again could cause lung cancer, than that drinking coffee could have this effect. However, we also
needed to learn about all of the toxins in cigarette smoke and how they affected our lungs before
we could say that cigarette smoke caused lung cancer.
Although scientists do not have a good understanding of what causes childhood leukemia, there is
no known “biologically plausible” way in which EMF could lead to leukemia.
V. Conclusions
There is a statistical association between exposures to relatively strong magnetic fields (greater
than 0.4 µT), and an increased likelihood of having childhood leukemia in epidemiological studies.
There is evidence of biological effects of EMFs on cellular and animal systems, but this is generally

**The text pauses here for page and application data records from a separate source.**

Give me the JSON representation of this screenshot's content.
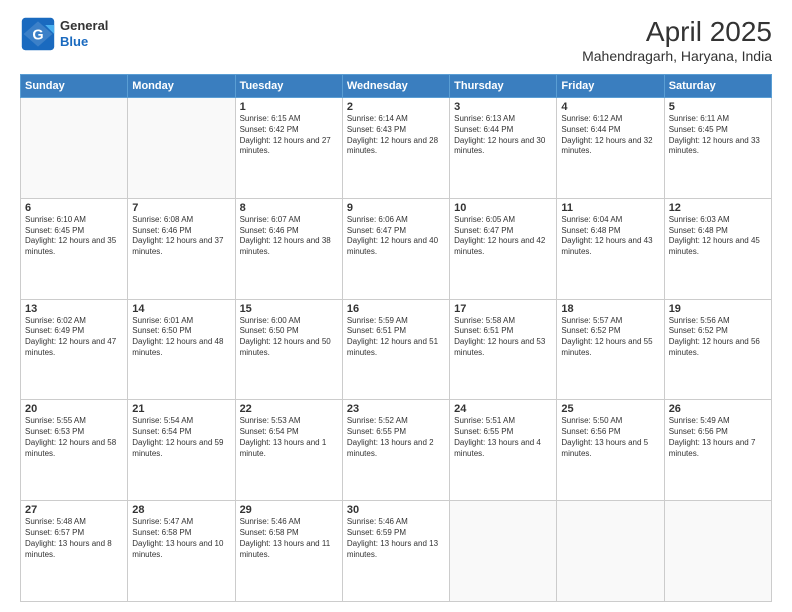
{
  "header": {
    "logo_general": "General",
    "logo_blue": "Blue",
    "title": "April 2025",
    "subtitle": "Mahendragarh, Haryana, India"
  },
  "days_of_week": [
    "Sunday",
    "Monday",
    "Tuesday",
    "Wednesday",
    "Thursday",
    "Friday",
    "Saturday"
  ],
  "weeks": [
    [
      {
        "day": "",
        "info": ""
      },
      {
        "day": "",
        "info": ""
      },
      {
        "day": "1",
        "info": "Sunrise: 6:15 AM\nSunset: 6:42 PM\nDaylight: 12 hours and 27 minutes."
      },
      {
        "day": "2",
        "info": "Sunrise: 6:14 AM\nSunset: 6:43 PM\nDaylight: 12 hours and 28 minutes."
      },
      {
        "day": "3",
        "info": "Sunrise: 6:13 AM\nSunset: 6:44 PM\nDaylight: 12 hours and 30 minutes."
      },
      {
        "day": "4",
        "info": "Sunrise: 6:12 AM\nSunset: 6:44 PM\nDaylight: 12 hours and 32 minutes."
      },
      {
        "day": "5",
        "info": "Sunrise: 6:11 AM\nSunset: 6:45 PM\nDaylight: 12 hours and 33 minutes."
      }
    ],
    [
      {
        "day": "6",
        "info": "Sunrise: 6:10 AM\nSunset: 6:45 PM\nDaylight: 12 hours and 35 minutes."
      },
      {
        "day": "7",
        "info": "Sunrise: 6:08 AM\nSunset: 6:46 PM\nDaylight: 12 hours and 37 minutes."
      },
      {
        "day": "8",
        "info": "Sunrise: 6:07 AM\nSunset: 6:46 PM\nDaylight: 12 hours and 38 minutes."
      },
      {
        "day": "9",
        "info": "Sunrise: 6:06 AM\nSunset: 6:47 PM\nDaylight: 12 hours and 40 minutes."
      },
      {
        "day": "10",
        "info": "Sunrise: 6:05 AM\nSunset: 6:47 PM\nDaylight: 12 hours and 42 minutes."
      },
      {
        "day": "11",
        "info": "Sunrise: 6:04 AM\nSunset: 6:48 PM\nDaylight: 12 hours and 43 minutes."
      },
      {
        "day": "12",
        "info": "Sunrise: 6:03 AM\nSunset: 6:48 PM\nDaylight: 12 hours and 45 minutes."
      }
    ],
    [
      {
        "day": "13",
        "info": "Sunrise: 6:02 AM\nSunset: 6:49 PM\nDaylight: 12 hours and 47 minutes."
      },
      {
        "day": "14",
        "info": "Sunrise: 6:01 AM\nSunset: 6:50 PM\nDaylight: 12 hours and 48 minutes."
      },
      {
        "day": "15",
        "info": "Sunrise: 6:00 AM\nSunset: 6:50 PM\nDaylight: 12 hours and 50 minutes."
      },
      {
        "day": "16",
        "info": "Sunrise: 5:59 AM\nSunset: 6:51 PM\nDaylight: 12 hours and 51 minutes."
      },
      {
        "day": "17",
        "info": "Sunrise: 5:58 AM\nSunset: 6:51 PM\nDaylight: 12 hours and 53 minutes."
      },
      {
        "day": "18",
        "info": "Sunrise: 5:57 AM\nSunset: 6:52 PM\nDaylight: 12 hours and 55 minutes."
      },
      {
        "day": "19",
        "info": "Sunrise: 5:56 AM\nSunset: 6:52 PM\nDaylight: 12 hours and 56 minutes."
      }
    ],
    [
      {
        "day": "20",
        "info": "Sunrise: 5:55 AM\nSunset: 6:53 PM\nDaylight: 12 hours and 58 minutes."
      },
      {
        "day": "21",
        "info": "Sunrise: 5:54 AM\nSunset: 6:54 PM\nDaylight: 12 hours and 59 minutes."
      },
      {
        "day": "22",
        "info": "Sunrise: 5:53 AM\nSunset: 6:54 PM\nDaylight: 13 hours and 1 minute."
      },
      {
        "day": "23",
        "info": "Sunrise: 5:52 AM\nSunset: 6:55 PM\nDaylight: 13 hours and 2 minutes."
      },
      {
        "day": "24",
        "info": "Sunrise: 5:51 AM\nSunset: 6:55 PM\nDaylight: 13 hours and 4 minutes."
      },
      {
        "day": "25",
        "info": "Sunrise: 5:50 AM\nSunset: 6:56 PM\nDaylight: 13 hours and 5 minutes."
      },
      {
        "day": "26",
        "info": "Sunrise: 5:49 AM\nSunset: 6:56 PM\nDaylight: 13 hours and 7 minutes."
      }
    ],
    [
      {
        "day": "27",
        "info": "Sunrise: 5:48 AM\nSunset: 6:57 PM\nDaylight: 13 hours and 8 minutes."
      },
      {
        "day": "28",
        "info": "Sunrise: 5:47 AM\nSunset: 6:58 PM\nDaylight: 13 hours and 10 minutes."
      },
      {
        "day": "29",
        "info": "Sunrise: 5:46 AM\nSunset: 6:58 PM\nDaylight: 13 hours and 11 minutes."
      },
      {
        "day": "30",
        "info": "Sunrise: 5:46 AM\nSunset: 6:59 PM\nDaylight: 13 hours and 13 minutes."
      },
      {
        "day": "",
        "info": ""
      },
      {
        "day": "",
        "info": ""
      },
      {
        "day": "",
        "info": ""
      }
    ]
  ]
}
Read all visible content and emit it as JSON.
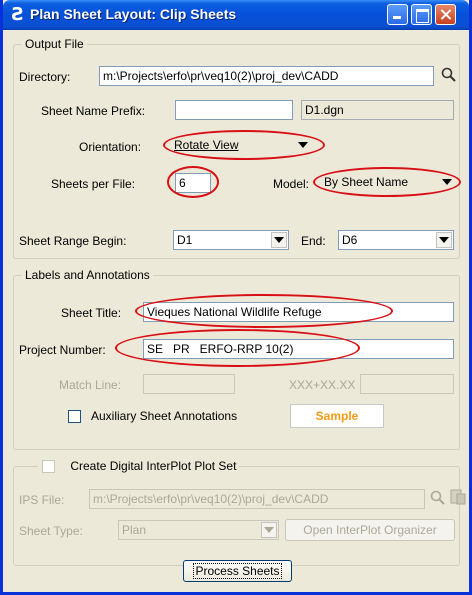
{
  "window": {
    "title": "Plan Sheet Layout: Clip Sheets"
  },
  "output_file": {
    "legend": "Output File",
    "directory_label": "Directory:",
    "directory_value": "m:\\Projects\\erfo\\pr\\veq10(2)\\proj_dev\\CADD",
    "prefix_label": "Sheet Name Prefix:",
    "prefix_value": "",
    "prefix_preview": "D1.dgn",
    "orientation_label": "Orientation:",
    "orientation_value": "Rotate View",
    "sheets_per_file_label": "Sheets per File:",
    "sheets_per_file_value": "6",
    "model_label": "Model:",
    "model_value": "By Sheet Name",
    "range_begin_label": "Sheet Range Begin:",
    "range_begin_value": "D1",
    "range_end_label": "End:",
    "range_end_value": "D6"
  },
  "labels": {
    "legend": "Labels and Annotations",
    "sheet_title_label": "Sheet Title:",
    "sheet_title_value": "Vieques National Wildlife Refuge",
    "project_number_label": "Project Number:",
    "project_number_value": "SE   PR   ERFO-RRP 10(2)",
    "match_line_label": "Match Line:",
    "match_line_value1": "",
    "match_line_middle": "XXX+XX.XX",
    "match_line_value2": "",
    "aux_annotations_label": "Auxiliary Sheet Annotations",
    "sample_label": "Sample"
  },
  "interplot": {
    "legend": "Create Digital InterPlot Plot Set",
    "ips_file_label": "IPS File:",
    "ips_file_value": "m:\\Projects\\erfo\\pr\\veq10(2)\\proj_dev\\CADD",
    "sheet_type_label": "Sheet Type:",
    "sheet_type_value": "Plan",
    "organizer_button": "Open InterPlot Organizer"
  },
  "actions": {
    "process_button": "Process Sheets"
  },
  "colors": {
    "annotation_red": "#d90f15",
    "titlebar_blue": "#0651d9",
    "sample_orange": "#f39a16"
  },
  "icons": {
    "app": "s-logo-icon",
    "browse": "magnifier-icon",
    "organizer": "organizer-icon"
  }
}
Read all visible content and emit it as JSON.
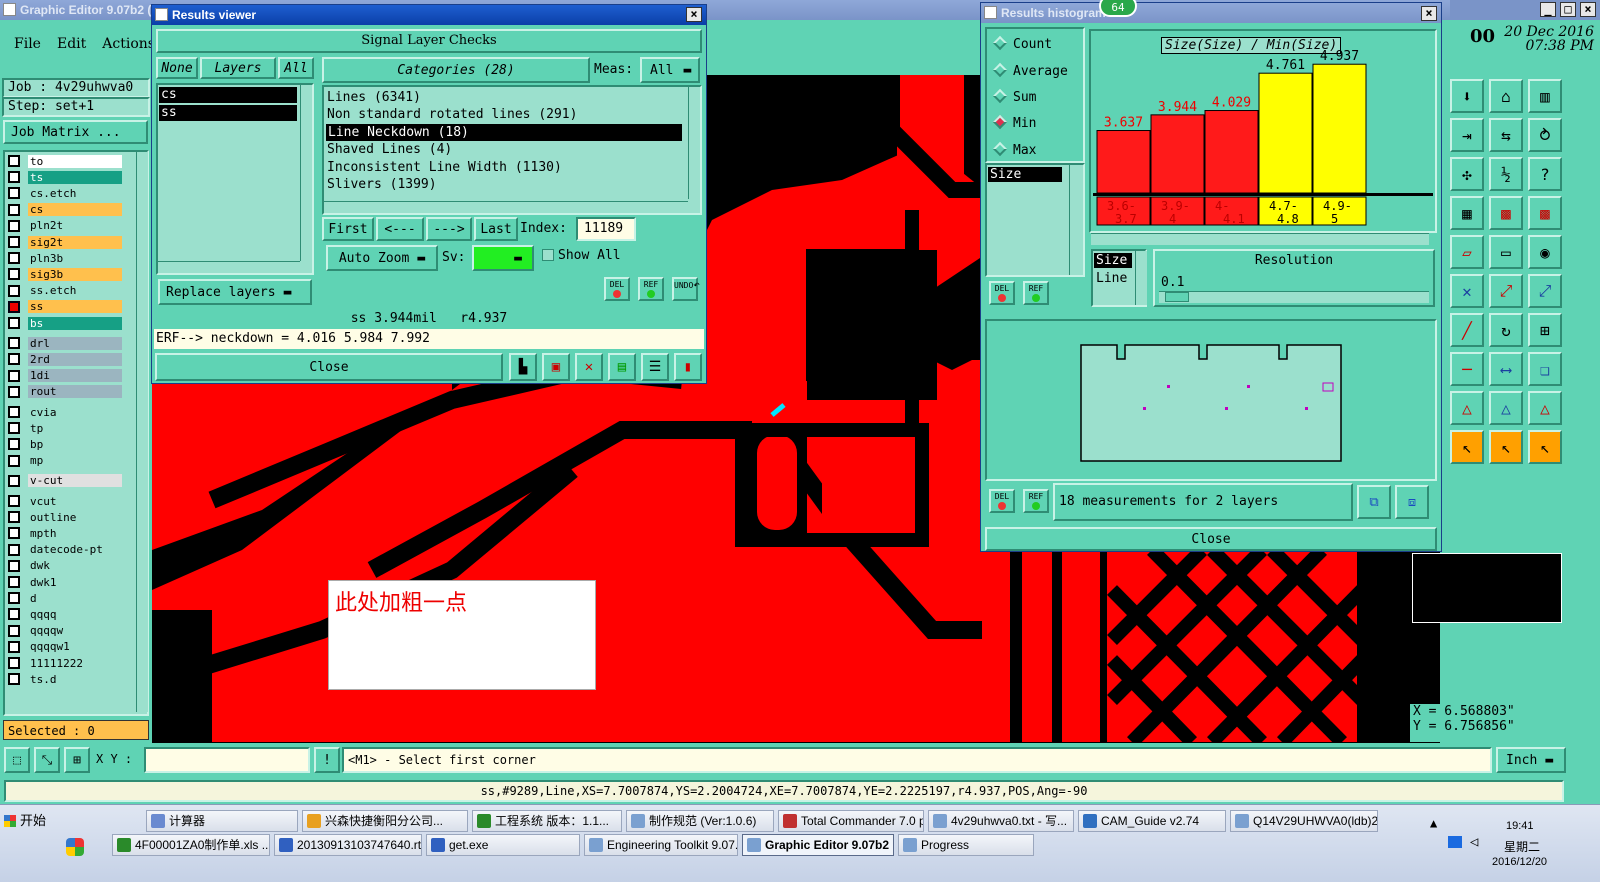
{
  "app": {
    "title": "Graphic Editor 9.07b2 (",
    "menu": [
      "File",
      "Edit",
      "Actions"
    ],
    "job_label": "Job : 4v29uhwva0",
    "step_label": "Step: set+1",
    "job_matrix_btn": "Job Matrix ...",
    "date": "20 Dec 2016",
    "time": "07:38 PM",
    "date_prefix": "00",
    "selected": "Selected : 0",
    "coord_x": "X = 6.568803\"",
    "coord_y": "Y = 6.756856\"",
    "xy_label": "X Y :",
    "prompt": "<M1> - Select first corner",
    "units": "Inch",
    "status_line": "ss,#9289,Line,XS=7.7007874,YS=2.2004724,XE=7.7007874,YE=2.2225197,r4.937,POS,Ang=-90",
    "annotation": "此处加粗一点",
    "badge": "64"
  },
  "layers": [
    {
      "name": "to",
      "color": "#ffffff"
    },
    {
      "name": "ts",
      "color": "#16a085"
    },
    {
      "name": "cs.etch",
      "color": "#9be0cd"
    },
    {
      "name": "cs",
      "color": "#ffc04d"
    },
    {
      "name": "pln2t",
      "color": "#9be0cd"
    },
    {
      "name": "sig2t",
      "color": "#ffc04d"
    },
    {
      "name": "pln3b",
      "color": "#9be0cd"
    },
    {
      "name": "sig3b",
      "color": "#ffc04d"
    },
    {
      "name": "ss.etch",
      "color": "#9be0cd"
    },
    {
      "name": "ss",
      "color": "#ffc04d"
    },
    {
      "name": "bs",
      "color": "#16a085"
    },
    {
      "name": "drl",
      "color": "#9bb5c0"
    },
    {
      "name": "2rd",
      "color": "#9bb5c0"
    },
    {
      "name": "1di",
      "color": "#9bb5c0"
    },
    {
      "name": "rout",
      "color": "#9bb5c0"
    },
    {
      "name": "cvia",
      "color": "#9be0cd"
    },
    {
      "name": "tp",
      "color": "#9be0cd"
    },
    {
      "name": "bp",
      "color": "#9be0cd"
    },
    {
      "name": "mp",
      "color": "#9be0cd"
    },
    {
      "name": "v-cut",
      "color": "#e0e0e0"
    },
    {
      "name": "vcut",
      "color": "#9be0cd"
    },
    {
      "name": "outline",
      "color": "#9be0cd"
    },
    {
      "name": "mpth",
      "color": "#9be0cd"
    },
    {
      "name": "datecode-pt",
      "color": "#9be0cd"
    },
    {
      "name": "dwk",
      "color": "#9be0cd"
    },
    {
      "name": "dwk1",
      "color": "#9be0cd"
    },
    {
      "name": "d",
      "color": "#9be0cd"
    },
    {
      "name": "qqqq",
      "color": "#9be0cd"
    },
    {
      "name": "qqqqw",
      "color": "#9be0cd"
    },
    {
      "name": "qqqqw1",
      "color": "#9be0cd"
    },
    {
      "name": "11111222",
      "color": "#9be0cd"
    },
    {
      "name": "ts.d",
      "color": "#9be0cd"
    }
  ],
  "results_viewer": {
    "title": "Results viewer",
    "header": "Signal Layer Checks",
    "none_btn": "None",
    "layers_btn": "Layers",
    "all_btn": "All",
    "categories_label": "Categories (28)",
    "meas_label": "Meas:",
    "meas_value": "All",
    "layer_items": [
      "cs",
      "ss"
    ],
    "categories": [
      "Lines (6341)",
      "Non standard rotated lines (291)",
      "Line Neckdown (18)",
      "Shaved Lines (4)",
      "Inconsistent Line Width (1130)",
      "Slivers (1399)"
    ],
    "first_btn": "First",
    "prev_btn": "<---",
    "next_btn": "--->",
    "last_btn": "Last",
    "index_label": "Index:",
    "index_value": "11189",
    "auto_zoom": "Auto Zoom",
    "sv_label": "Sv:",
    "show_all": "Show All",
    "replace_layers": "Replace layers",
    "del": "DEL",
    "ref": "REF",
    "undo": "UNDO",
    "summary": "ss 3.944mil   r4.937",
    "erf": "ERF--> neckdown = 4.016 5.984 7.992",
    "close": "Close"
  },
  "histogram": {
    "title": "Results histogram",
    "options": [
      "Count",
      "Average",
      "Sum",
      "Min",
      "Max"
    ],
    "selected_option": "Min",
    "list_item": "Size",
    "chart_title": "Size(Size) / Min(Size)",
    "resolution_label": "Resolution",
    "resolution_value": "0.1",
    "size_tab": "Size",
    "line_tab": "Line",
    "measurements": "18 measurements for 2 layers",
    "close": "Close",
    "del": "DEL",
    "ref": "REF"
  },
  "chart_data": {
    "type": "bar",
    "title": "Size(Size) / Min(Size)",
    "categories": [
      "3.6-3.7",
      "3.9-4",
      "4-4.1",
      "4.7-4.8",
      "4.9-5"
    ],
    "values": [
      3.637,
      3.944,
      4.029,
      4.761,
      4.937
    ],
    "value_labels": [
      "3.637",
      "3.944",
      "4.029",
      "4.761",
      "4.937"
    ],
    "bar_colors": [
      "#ff1a1a",
      "#ff1a1a",
      "#ff1a1a",
      "#ffff00",
      "#ffff00"
    ],
    "ylim": [
      0,
      5
    ]
  },
  "taskbar": {
    "start": "开始",
    "row1": [
      "计算器",
      "兴森快捷衡阳分公司...",
      "工程系统 版本：1.1...",
      "制作规范 (Ver:1.0.6)",
      "Total Commander 7.0 p...",
      "4v29uhwva0.txt - 写...",
      "CAM_Guide v2.74",
      "Q14V29UHWVA0(ldb)2..."
    ],
    "row2": [
      "4F00001ZA0制作单.xls ...",
      "20130913103747640.rtf...",
      "get.exe",
      "Engineering Toolkit 9.07...",
      "Graphic Editor 9.07b2 ...",
      "Progress"
    ],
    "clock": "19:41",
    "weekday": "星期二",
    "date": "2016/12/20"
  }
}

at levels of EMF several times (up to 10,000 times in some studies) greater than the usual
residential exposure. There is no biological evidence that exposure to EMFs leads to health
effects. For example, studies showing decreased melatonin levels in lab animals have NOT shown
increased levels of cancer in these same animals. There has never been a laboratory study
showing that EMF exposure causes leukemia.
VI. Recommendations
1. Given the ubiquity of exposure to EMFs, the difficulty with accurately measuring exposure, and
the lack of evidence regarding health effects, there is currently insufficient evidence to warrant
regulation of personal exposure to EMFs. However, individuals can take steps to reduce their
exposure to EMF in the home and in the workplace.
Increase the distance between yourself and the EMF source – sit at arm’s length from your
computer terminal; stand back from an appliance when it is in use.
q Correct any household wiring problems
q Avoid unnecessary proximity to high EMF sources – don’t let children play directly under
power lines or on top of power transformers for underground lines
q Reduce time spent in the field – turn off your computer monitor and other electrical
appliances when you are not using them.
2. The public should be provided with balanced, clear and comprehensive information on potential
EMF risks, as well as suggestions for safe and low cost ways to reduce exposures.
3. Local authorities and the public should be consulted when siting new power lines. Obviously
power lines must be sited in a way that provides power to consumers. Siting decisions should
also take into account esthetics, public sensibilities and ways to reduce peoples' exposure.
Prepared by Dr. Christie Macdonald
November 2001